Exercise goal.
Write every record below out exactly; no images.

(Excerpts from an interface dataset)

┌──

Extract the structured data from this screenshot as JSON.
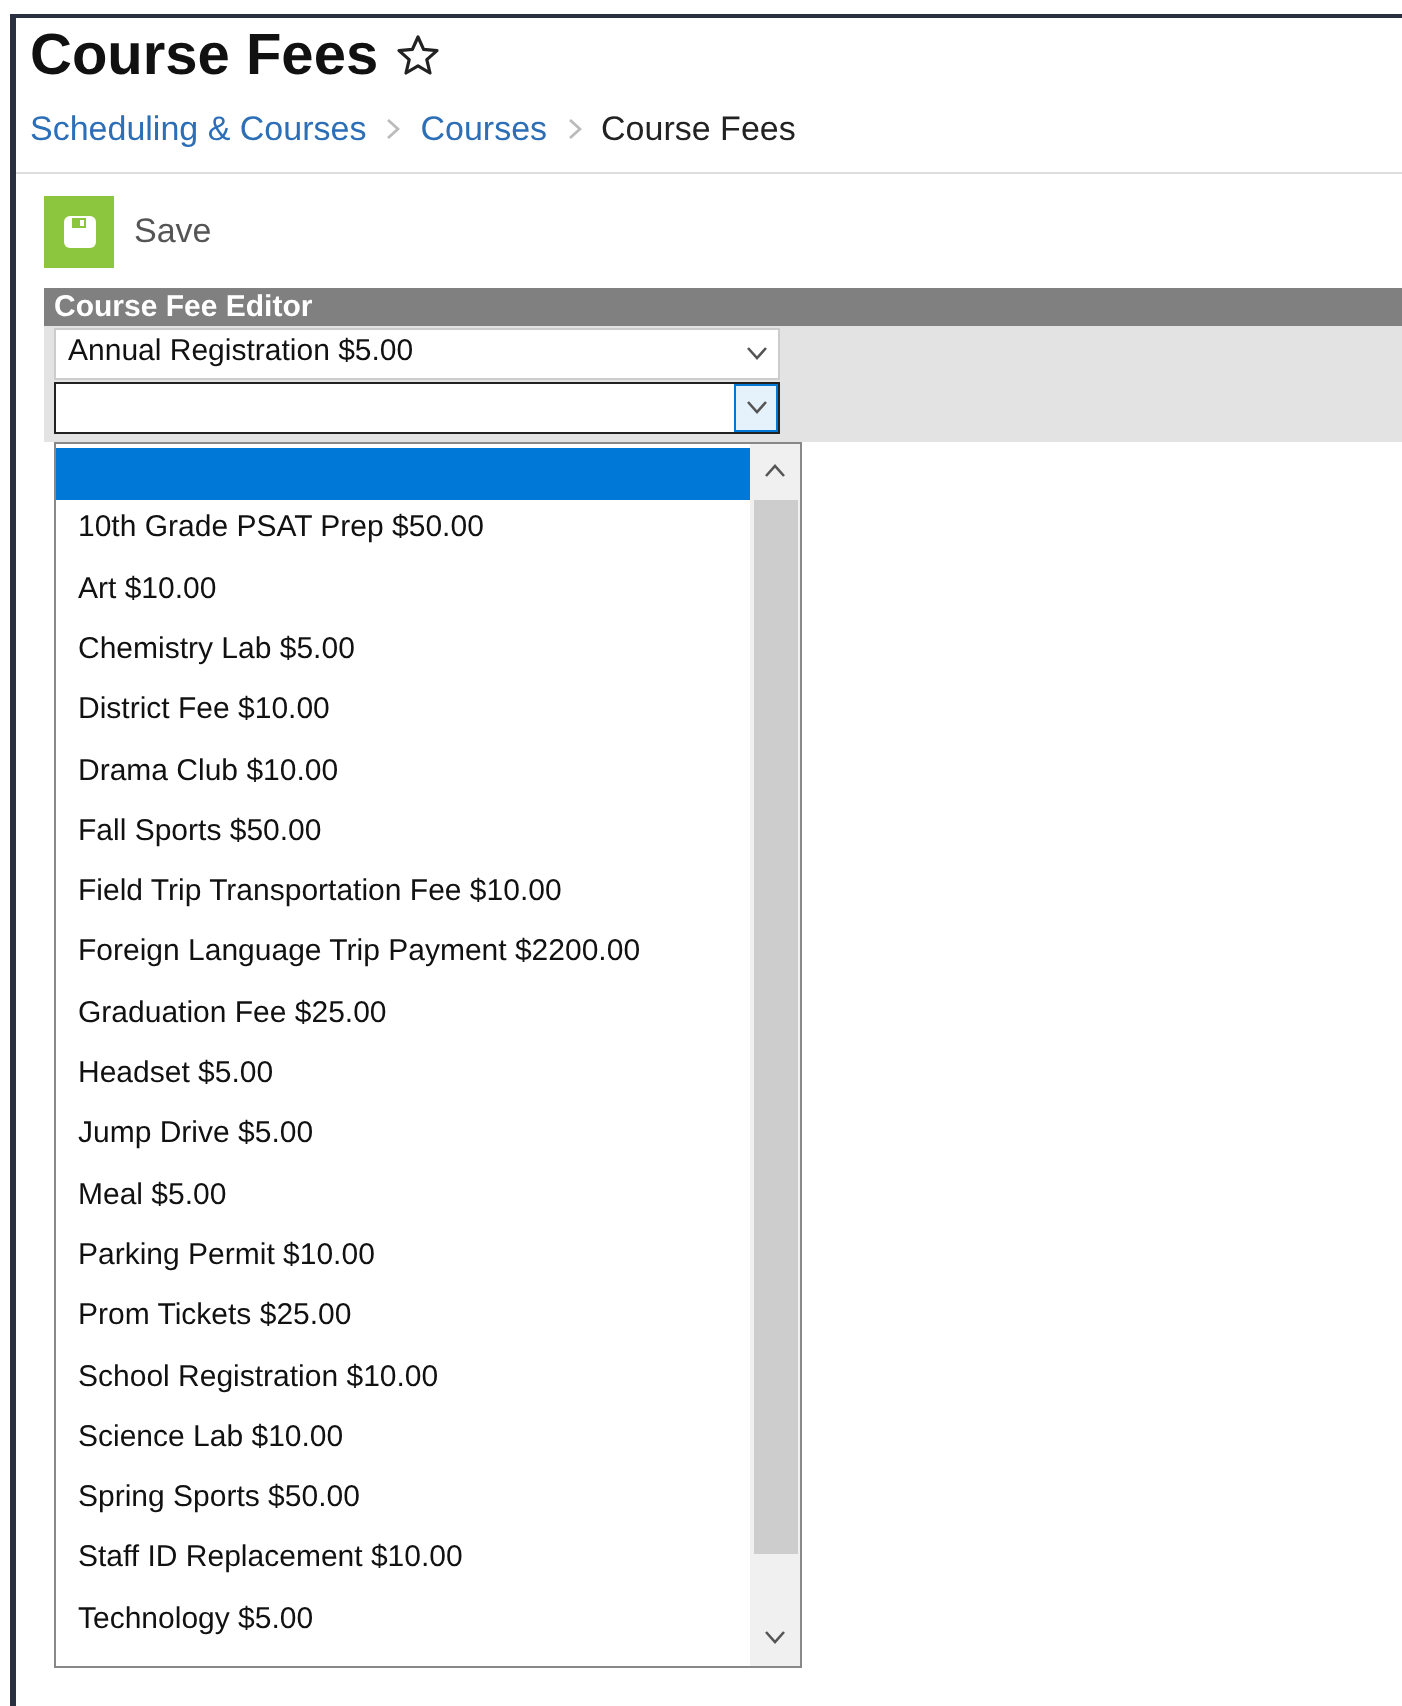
{
  "page": {
    "title": "Course Fees",
    "favorite": false
  },
  "breadcrumb": [
    {
      "label": "Scheduling & Courses",
      "kind": "link"
    },
    {
      "label": "Courses",
      "kind": "link"
    },
    {
      "label": "Course Fees",
      "kind": "current"
    }
  ],
  "toolbar": {
    "save_label": "Save"
  },
  "editor": {
    "title": "Course Fee Editor",
    "selects": [
      {
        "value": "Annual Registration $5.00",
        "focused": false
      },
      {
        "focused": true
      }
    ],
    "dropdown": [
      {
        "selected": true
      },
      {
        "label": "10th Grade PSAT Prep $50.00",
        "selected": false
      },
      {
        "label": "Art $10.00",
        "selected": false
      },
      {
        "label": "Chemistry Lab $5.00",
        "selected": false
      },
      {
        "label": "District Fee $10.00",
        "selected": false
      },
      {
        "label": "Drama Club $10.00",
        "selected": false
      },
      {
        "label": "Fall Sports $50.00",
        "selected": false
      },
      {
        "label": "Field Trip Transportation Fee $10.00",
        "selected": false
      },
      {
        "label": "Foreign Language Trip Payment $2200.00",
        "selected": false
      },
      {
        "label": "Graduation Fee $25.00",
        "selected": false
      },
      {
        "label": "Headset $5.00",
        "selected": false
      },
      {
        "label": "Jump Drive $5.00",
        "selected": false
      },
      {
        "label": "Meal $5.00",
        "selected": false
      },
      {
        "label": "Parking Permit $10.00",
        "selected": false
      },
      {
        "label": "Prom Tickets $25.00",
        "selected": false
      },
      {
        "label": "School Registration $10.00",
        "selected": false
      },
      {
        "label": "Science Lab $10.00",
        "selected": false
      },
      {
        "label": "Spring Sports $50.00",
        "selected": false
      },
      {
        "label": "Staff ID Replacement $10.00",
        "selected": false
      },
      {
        "label": "Technology $5.00",
        "selected": false
      }
    ]
  }
}
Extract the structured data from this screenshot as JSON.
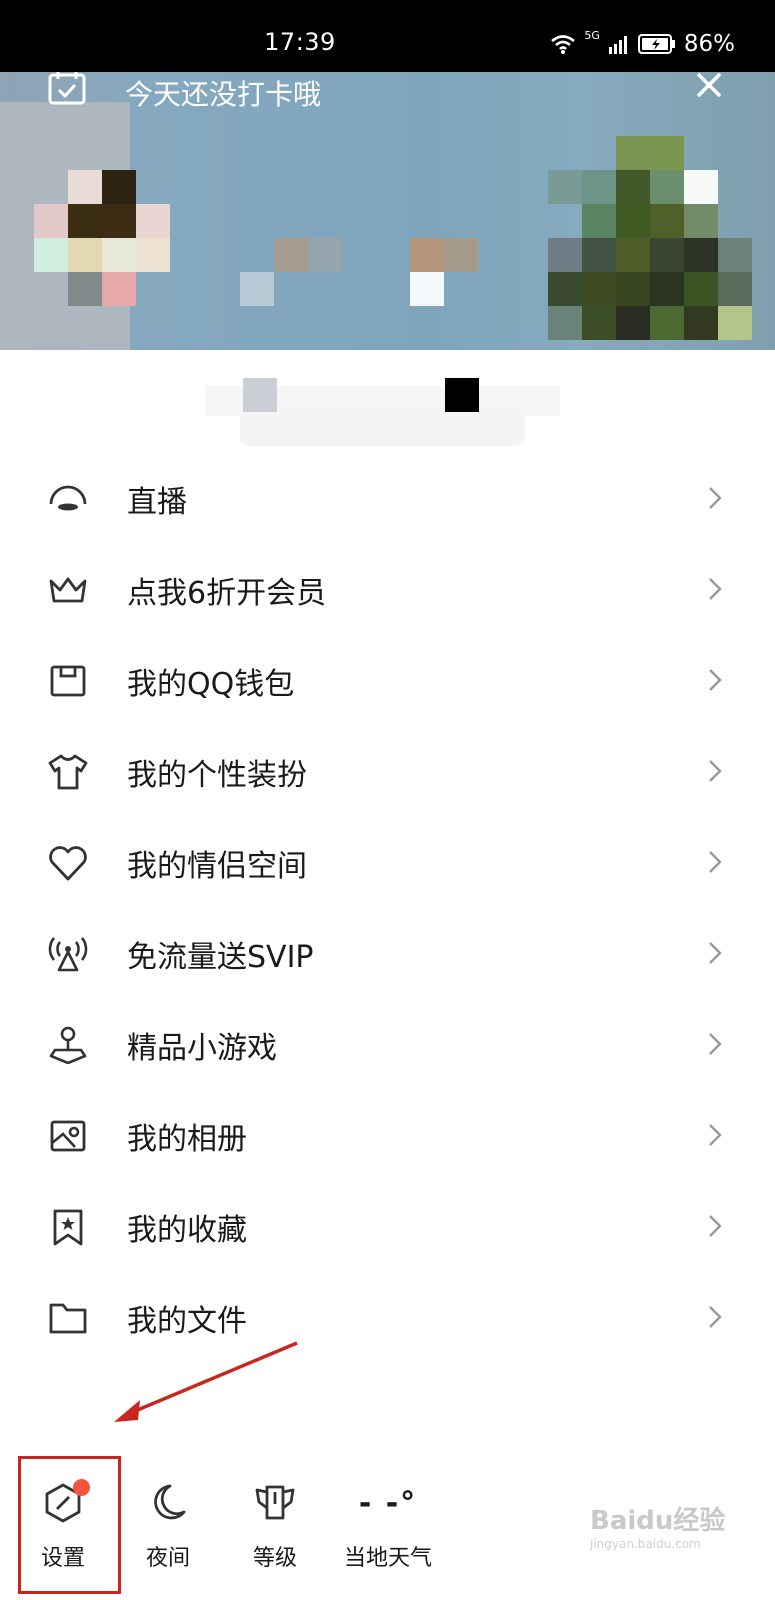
{
  "status_bar": {
    "time": "17:39",
    "network": "5G",
    "battery": "86%"
  },
  "banner": {
    "checkin_text": "今天还没打卡哦",
    "checkin_icon": "calendar-check-icon",
    "close_icon": "close-icon"
  },
  "menu": {
    "items": [
      {
        "label": "直播",
        "icon": "live-icon"
      },
      {
        "label": "点我6折开会员",
        "icon": "crown-icon"
      },
      {
        "label": "我的QQ钱包",
        "icon": "wallet-icon"
      },
      {
        "label": "我的个性装扮",
        "icon": "tshirt-icon"
      },
      {
        "label": "我的情侣空间",
        "icon": "heart-icon"
      },
      {
        "label": "免流量送SVIP",
        "icon": "signal-tower-icon"
      },
      {
        "label": "精品小游戏",
        "icon": "joystick-icon"
      },
      {
        "label": "我的相册",
        "icon": "photo-album-icon"
      },
      {
        "label": "我的收藏",
        "icon": "bookmark-star-icon"
      },
      {
        "label": "我的文件",
        "icon": "folder-icon"
      }
    ]
  },
  "bottom_bar": {
    "settings_label": "设置",
    "night_label": "夜间",
    "level_label": "等级",
    "weather_label": "当地天气",
    "weather_value": "- -°"
  },
  "watermark": {
    "text": "Baidu经验",
    "url": "jingyan.baidu.com"
  },
  "colors": {
    "highlight": "#c8271f",
    "badge": "#f4533e"
  }
}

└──

Answer.
Extract the structured data from this screenshot as JSON.
{
  "page": {
    "title": "Course Fees",
    "favorite": false
  },
  "breadcrumb": [
    {
      "label": "Scheduling & Courses",
      "kind": "link"
    },
    {
      "label": "Courses",
      "kind": "link"
    },
    {
      "label": "Course Fees",
      "kind": "current"
    }
  ],
  "toolbar": {
    "save_label": "Save"
  },
  "editor": {
    "title": "Course Fee Editor",
    "selects": [
      {
        "value": "Annual Registration $5.00",
        "focused": false
      },
      {
        "focused": true
      }
    ],
    "dropdown": [
      {
        "selected": true
      },
      {
        "label": "10th Grade PSAT Prep $50.00",
        "selected": false
      },
      {
        "label": "Art $10.00",
        "selected": false
      },
      {
        "label": "Chemistry Lab $5.00",
        "selected": false
      },
      {
        "label": "District Fee $10.00",
        "selected": false
      },
      {
        "label": "Drama Club $10.00",
        "selected": false
      },
      {
        "label": "Fall Sports $50.00",
        "selected": false
      },
      {
        "label": "Field Trip Transportation Fee $10.00",
        "selected": false
      },
      {
        "label": "Foreign Language Trip Payment $2200.00",
        "selected": false
      },
      {
        "label": "Graduation Fee $25.00",
        "selected": false
      },
      {
        "label": "Headset $5.00",
        "selected": false
      },
      {
        "label": "Jump Drive $5.00",
        "selected": false
      },
      {
        "label": "Meal $5.00",
        "selected": false
      },
      {
        "label": "Parking Permit $10.00",
        "selected": false
      },
      {
        "label": "Prom Tickets $25.00",
        "selected": false
      },
      {
        "label": "School Registration $10.00",
        "selected": false
      },
      {
        "label": "Science Lab $10.00",
        "selected": false
      },
      {
        "label": "Spring Sports $50.00",
        "selected": false
      },
      {
        "label": "Staff ID Replacement $10.00",
        "selected": false
      },
      {
        "label": "Technology $5.00",
        "selected": false
      }
    ]
  }
}
Extract the structured data from this screenshot as JSON.
{
  "status_bar": {
    "time": "17:39",
    "network": "5G",
    "battery": "86%"
  },
  "banner": {
    "checkin_text": "今天还没打卡哦",
    "checkin_icon": "calendar-check-icon",
    "close_icon": "close-icon"
  },
  "menu": {
    "items": [
      {
        "label": "直播",
        "icon": "live-icon"
      },
      {
        "label": "点我6折开会员",
        "icon": "crown-icon"
      },
      {
        "label": "我的QQ钱包",
        "icon": "wallet-icon"
      },
      {
        "label": "我的个性装扮",
        "icon": "tshirt-icon"
      },
      {
        "label": "我的情侣空间",
        "icon": "heart-icon"
      },
      {
        "label": "免流量送SVIP",
        "icon": "signal-tower-icon"
      },
      {
        "label": "精品小游戏",
        "icon": "joystick-icon"
      },
      {
        "label": "我的相册",
        "icon": "photo-album-icon"
      },
      {
        "label": "我的收藏",
        "icon": "bookmark-star-icon"
      },
      {
        "label": "我的文件",
        "icon": "folder-icon"
      }
    ]
  },
  "bottom_bar": {
    "settings_label": "设置",
    "night_label": "夜间",
    "level_label": "等级",
    "weather_label": "当地天气",
    "weather_value": "- -°"
  },
  "watermark": {
    "text": "Baidu经验",
    "url": "jingyan.baidu.com"
  },
  "colors": {
    "highlight": "#c8271f",
    "badge": "#f4533e"
  }
}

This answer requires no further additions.